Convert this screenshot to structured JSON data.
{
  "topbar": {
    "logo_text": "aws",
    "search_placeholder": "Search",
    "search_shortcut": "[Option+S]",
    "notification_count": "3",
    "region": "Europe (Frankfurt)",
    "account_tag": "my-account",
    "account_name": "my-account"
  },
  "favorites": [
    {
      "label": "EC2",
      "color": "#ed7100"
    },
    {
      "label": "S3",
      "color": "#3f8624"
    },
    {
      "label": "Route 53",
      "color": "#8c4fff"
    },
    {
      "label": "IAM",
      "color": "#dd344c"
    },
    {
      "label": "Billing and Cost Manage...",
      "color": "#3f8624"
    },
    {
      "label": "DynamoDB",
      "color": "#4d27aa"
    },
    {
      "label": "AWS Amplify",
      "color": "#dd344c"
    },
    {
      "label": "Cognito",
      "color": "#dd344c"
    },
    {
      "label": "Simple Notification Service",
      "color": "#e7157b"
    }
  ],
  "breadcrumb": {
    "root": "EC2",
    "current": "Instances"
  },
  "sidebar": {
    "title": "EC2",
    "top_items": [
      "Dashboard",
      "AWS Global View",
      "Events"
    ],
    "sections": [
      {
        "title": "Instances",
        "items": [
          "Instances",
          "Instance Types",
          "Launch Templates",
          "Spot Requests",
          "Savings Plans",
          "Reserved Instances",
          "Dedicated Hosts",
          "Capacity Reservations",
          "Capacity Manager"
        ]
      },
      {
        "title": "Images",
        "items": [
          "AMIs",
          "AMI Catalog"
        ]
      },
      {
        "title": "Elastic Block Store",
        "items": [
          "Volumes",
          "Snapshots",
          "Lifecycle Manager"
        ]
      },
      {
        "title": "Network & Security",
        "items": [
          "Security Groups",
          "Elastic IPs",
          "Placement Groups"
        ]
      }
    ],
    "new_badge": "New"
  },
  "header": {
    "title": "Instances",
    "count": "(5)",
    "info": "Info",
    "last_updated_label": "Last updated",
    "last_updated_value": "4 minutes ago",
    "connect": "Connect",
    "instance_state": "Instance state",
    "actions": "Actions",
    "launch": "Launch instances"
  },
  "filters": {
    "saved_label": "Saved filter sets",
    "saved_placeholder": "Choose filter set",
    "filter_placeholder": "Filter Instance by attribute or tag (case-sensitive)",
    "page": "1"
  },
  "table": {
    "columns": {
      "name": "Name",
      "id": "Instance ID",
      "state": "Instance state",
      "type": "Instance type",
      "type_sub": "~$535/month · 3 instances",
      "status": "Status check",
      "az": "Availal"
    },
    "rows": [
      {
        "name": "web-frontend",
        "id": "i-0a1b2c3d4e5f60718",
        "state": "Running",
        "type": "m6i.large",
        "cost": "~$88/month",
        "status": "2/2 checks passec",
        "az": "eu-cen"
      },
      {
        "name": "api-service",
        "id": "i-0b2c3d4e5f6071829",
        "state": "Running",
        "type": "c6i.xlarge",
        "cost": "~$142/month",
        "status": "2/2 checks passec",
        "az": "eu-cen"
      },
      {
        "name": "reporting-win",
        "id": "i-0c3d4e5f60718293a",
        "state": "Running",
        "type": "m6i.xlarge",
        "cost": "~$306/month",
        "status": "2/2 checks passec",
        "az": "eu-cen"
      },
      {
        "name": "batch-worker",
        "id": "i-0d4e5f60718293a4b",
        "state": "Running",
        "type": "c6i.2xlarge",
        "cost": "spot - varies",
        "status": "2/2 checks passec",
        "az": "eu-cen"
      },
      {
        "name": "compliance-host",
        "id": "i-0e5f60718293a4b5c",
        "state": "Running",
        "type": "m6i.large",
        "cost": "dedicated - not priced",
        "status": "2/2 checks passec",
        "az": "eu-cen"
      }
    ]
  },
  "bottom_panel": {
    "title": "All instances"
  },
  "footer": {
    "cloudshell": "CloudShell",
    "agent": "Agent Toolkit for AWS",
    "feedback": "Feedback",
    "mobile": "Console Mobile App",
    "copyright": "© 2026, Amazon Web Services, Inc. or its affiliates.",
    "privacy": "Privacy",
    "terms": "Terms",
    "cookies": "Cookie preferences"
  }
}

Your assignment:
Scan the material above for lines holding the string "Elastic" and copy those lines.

Exercise response:
        "title": "Elastic Block Store",
          "Elastic IPs",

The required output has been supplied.